Work order: Spot each line in the data below containing "importing" and copy it.

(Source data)
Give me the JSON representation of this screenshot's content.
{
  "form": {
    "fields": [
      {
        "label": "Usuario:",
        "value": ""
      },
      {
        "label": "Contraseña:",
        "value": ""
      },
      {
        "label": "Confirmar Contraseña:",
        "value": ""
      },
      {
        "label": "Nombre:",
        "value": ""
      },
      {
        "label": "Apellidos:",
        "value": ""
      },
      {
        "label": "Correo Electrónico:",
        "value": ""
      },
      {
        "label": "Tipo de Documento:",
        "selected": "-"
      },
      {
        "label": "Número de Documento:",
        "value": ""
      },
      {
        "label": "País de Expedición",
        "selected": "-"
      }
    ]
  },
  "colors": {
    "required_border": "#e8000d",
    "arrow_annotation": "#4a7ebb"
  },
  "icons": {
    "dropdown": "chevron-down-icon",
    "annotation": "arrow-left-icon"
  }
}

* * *

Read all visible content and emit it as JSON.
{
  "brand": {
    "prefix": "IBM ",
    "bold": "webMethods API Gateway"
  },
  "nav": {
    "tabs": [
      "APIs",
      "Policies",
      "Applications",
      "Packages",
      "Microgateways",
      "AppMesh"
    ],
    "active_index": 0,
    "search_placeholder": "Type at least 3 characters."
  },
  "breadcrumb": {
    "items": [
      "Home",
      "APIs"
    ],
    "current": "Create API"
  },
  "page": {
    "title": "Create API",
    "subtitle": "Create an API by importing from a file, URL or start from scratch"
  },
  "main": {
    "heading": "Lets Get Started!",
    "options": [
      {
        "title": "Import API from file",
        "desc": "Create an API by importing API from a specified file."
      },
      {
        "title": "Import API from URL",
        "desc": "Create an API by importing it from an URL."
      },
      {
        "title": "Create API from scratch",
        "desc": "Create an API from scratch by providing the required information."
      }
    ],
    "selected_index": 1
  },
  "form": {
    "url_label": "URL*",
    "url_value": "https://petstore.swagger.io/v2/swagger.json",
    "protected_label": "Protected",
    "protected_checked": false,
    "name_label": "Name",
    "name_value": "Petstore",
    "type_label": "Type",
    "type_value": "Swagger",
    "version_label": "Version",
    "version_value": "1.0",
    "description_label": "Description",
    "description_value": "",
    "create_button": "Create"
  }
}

Task output:
    "subtitle": "Create an API by importing from a file, URL or start from scratch"
        "desc": "Create an API by importing API from a specified file."
        "desc": "Create an API by importing it from an URL."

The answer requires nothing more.